  13. Marcus Estrada

    Unchained Blades Fang

    From the album: Review Images

  14. Marcus Estrada

    Unchained Blades Skill Map

    From the album: Review Images

  15. Marcus Estrada

    Unchained Blades Battle

    From the album: Review Images

  16. Marcus Estrada

    Unchained Blades Cutscene

    From the album: Review Images

  17. Marcus Estrada

    Unchained Blades Dungeon Exploration

    From the album: Review Images

  18. Marcus Estrada

    Way of the Samurai 4 Screenshot 5

    From the album: Way of the Samurai 4

  19. Marcus Estrada

    Way of the Samurai 4 Screenshot 4

    From the album: Way of the Samurai 4

  20. Marcus Estrada

    Way of the Samurai 4 Screenshot 3

    From the album: Way of the Samurai 4

  21. Marcus Estrada

    Way of the Samurai 4 Screenshot 2

    From the album: Way of the Samurai 4

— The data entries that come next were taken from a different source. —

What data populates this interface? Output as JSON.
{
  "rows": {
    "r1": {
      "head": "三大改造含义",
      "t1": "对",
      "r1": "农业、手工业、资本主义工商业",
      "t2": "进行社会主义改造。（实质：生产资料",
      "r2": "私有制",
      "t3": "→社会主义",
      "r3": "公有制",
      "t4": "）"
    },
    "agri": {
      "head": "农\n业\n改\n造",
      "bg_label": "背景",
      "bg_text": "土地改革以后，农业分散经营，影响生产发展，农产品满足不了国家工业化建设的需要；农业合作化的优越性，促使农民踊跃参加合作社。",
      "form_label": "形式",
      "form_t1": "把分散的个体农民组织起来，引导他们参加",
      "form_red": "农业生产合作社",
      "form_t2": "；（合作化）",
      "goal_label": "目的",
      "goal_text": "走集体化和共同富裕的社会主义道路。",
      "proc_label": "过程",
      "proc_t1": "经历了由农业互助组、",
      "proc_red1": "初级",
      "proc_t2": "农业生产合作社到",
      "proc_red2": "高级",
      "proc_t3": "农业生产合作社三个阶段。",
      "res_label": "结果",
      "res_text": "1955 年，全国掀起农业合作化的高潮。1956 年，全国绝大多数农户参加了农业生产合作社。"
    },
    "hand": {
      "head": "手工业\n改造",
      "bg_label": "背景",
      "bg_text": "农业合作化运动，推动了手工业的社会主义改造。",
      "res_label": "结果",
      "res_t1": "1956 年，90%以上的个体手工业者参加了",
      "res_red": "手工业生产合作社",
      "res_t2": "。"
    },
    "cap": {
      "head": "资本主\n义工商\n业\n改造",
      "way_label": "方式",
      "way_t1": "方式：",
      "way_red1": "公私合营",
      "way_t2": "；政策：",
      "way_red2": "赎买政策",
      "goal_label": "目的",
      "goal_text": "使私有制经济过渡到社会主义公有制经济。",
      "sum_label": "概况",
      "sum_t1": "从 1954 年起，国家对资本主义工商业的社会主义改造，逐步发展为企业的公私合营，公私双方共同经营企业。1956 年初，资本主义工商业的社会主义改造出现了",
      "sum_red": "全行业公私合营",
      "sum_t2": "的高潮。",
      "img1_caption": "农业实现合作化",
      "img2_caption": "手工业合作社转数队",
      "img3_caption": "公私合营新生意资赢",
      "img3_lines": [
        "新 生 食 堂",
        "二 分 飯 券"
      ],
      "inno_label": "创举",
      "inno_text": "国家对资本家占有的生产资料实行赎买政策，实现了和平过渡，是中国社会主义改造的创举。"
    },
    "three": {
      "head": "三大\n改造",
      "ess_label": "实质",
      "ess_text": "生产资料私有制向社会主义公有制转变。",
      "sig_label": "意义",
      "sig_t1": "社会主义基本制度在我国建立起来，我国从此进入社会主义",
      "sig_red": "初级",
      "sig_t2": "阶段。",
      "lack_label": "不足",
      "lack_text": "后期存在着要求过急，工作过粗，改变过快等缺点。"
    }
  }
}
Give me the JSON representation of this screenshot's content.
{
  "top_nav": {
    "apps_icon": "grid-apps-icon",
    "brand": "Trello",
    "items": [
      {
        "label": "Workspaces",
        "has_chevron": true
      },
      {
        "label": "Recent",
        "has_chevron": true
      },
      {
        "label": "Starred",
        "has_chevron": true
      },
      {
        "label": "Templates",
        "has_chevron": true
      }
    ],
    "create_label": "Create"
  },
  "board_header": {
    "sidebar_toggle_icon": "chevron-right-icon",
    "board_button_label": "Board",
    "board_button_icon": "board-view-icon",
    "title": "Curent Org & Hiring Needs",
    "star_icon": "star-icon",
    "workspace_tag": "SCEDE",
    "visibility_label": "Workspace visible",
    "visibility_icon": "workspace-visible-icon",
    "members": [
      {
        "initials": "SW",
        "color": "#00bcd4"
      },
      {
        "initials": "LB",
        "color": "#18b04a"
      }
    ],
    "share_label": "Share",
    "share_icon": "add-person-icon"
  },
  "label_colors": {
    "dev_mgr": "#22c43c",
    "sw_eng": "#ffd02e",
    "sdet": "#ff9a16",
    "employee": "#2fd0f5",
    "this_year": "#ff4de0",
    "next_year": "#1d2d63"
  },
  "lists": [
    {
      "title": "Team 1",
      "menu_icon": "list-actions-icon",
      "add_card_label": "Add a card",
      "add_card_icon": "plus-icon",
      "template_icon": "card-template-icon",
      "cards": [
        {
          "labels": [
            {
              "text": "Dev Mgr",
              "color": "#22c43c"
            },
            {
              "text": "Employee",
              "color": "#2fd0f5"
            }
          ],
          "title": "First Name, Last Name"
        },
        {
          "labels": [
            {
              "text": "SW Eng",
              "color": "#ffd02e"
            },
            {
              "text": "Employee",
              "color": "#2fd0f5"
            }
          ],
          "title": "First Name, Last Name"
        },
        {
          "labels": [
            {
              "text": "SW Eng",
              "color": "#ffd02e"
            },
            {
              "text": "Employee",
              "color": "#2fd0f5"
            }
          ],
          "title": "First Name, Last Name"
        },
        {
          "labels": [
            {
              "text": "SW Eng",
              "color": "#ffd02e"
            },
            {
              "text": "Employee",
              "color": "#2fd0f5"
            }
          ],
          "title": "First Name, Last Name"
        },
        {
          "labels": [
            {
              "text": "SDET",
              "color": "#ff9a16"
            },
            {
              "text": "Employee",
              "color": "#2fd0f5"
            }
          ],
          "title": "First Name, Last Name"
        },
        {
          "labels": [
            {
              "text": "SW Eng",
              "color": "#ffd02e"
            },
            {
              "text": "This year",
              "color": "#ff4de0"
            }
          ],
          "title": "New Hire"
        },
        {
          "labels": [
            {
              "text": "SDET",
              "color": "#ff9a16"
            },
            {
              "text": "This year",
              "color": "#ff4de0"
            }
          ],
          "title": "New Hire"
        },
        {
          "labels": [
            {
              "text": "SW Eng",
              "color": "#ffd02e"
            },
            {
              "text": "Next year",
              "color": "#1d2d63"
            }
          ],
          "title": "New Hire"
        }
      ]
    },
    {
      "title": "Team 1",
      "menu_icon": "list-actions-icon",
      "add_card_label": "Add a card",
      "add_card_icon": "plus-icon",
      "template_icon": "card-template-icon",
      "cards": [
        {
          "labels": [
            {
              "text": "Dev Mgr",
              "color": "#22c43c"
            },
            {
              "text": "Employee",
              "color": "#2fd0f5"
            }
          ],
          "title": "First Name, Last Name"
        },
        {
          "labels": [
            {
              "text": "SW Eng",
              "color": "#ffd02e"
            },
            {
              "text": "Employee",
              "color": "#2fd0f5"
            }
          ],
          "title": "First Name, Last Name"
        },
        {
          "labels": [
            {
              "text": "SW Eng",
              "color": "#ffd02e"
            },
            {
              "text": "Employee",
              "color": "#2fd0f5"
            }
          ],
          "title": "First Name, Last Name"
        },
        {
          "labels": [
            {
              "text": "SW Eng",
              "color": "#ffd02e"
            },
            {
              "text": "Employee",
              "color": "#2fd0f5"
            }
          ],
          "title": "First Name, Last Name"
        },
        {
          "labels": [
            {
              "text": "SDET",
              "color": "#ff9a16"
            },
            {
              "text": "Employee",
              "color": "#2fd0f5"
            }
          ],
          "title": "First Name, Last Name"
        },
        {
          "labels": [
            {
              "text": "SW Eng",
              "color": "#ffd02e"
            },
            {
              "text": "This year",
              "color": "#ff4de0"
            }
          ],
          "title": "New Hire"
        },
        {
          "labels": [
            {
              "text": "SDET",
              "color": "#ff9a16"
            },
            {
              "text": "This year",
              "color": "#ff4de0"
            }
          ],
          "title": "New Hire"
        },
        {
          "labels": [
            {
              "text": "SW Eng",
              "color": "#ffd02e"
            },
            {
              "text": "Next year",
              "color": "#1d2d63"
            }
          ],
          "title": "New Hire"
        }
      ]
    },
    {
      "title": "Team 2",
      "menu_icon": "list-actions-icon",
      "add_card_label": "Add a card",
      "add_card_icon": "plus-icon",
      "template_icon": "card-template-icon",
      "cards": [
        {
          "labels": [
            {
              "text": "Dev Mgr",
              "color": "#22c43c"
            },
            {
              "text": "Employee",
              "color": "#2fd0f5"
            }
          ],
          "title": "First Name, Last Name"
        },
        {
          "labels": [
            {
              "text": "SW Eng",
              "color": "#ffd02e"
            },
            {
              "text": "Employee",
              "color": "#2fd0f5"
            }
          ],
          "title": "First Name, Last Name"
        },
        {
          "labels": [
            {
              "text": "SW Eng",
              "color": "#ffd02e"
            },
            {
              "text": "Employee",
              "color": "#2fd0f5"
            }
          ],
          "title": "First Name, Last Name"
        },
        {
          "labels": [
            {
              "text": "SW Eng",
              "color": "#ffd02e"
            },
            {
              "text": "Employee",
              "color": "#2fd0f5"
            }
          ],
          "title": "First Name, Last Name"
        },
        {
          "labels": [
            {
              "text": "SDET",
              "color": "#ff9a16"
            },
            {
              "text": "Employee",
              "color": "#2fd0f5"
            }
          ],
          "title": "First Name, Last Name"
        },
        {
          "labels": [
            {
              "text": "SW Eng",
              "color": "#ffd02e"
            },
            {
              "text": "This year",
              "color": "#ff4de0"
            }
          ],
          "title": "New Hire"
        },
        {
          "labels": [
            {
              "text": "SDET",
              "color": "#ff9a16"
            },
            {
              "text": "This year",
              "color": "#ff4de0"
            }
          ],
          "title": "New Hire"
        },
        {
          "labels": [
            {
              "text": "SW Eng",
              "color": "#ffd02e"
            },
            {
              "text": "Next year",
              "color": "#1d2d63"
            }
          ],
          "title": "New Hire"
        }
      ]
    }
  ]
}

  22. Marcus Estrada

    Way of the Samurai 4 Screenshot 1

    From the album: Way of the Samurai 4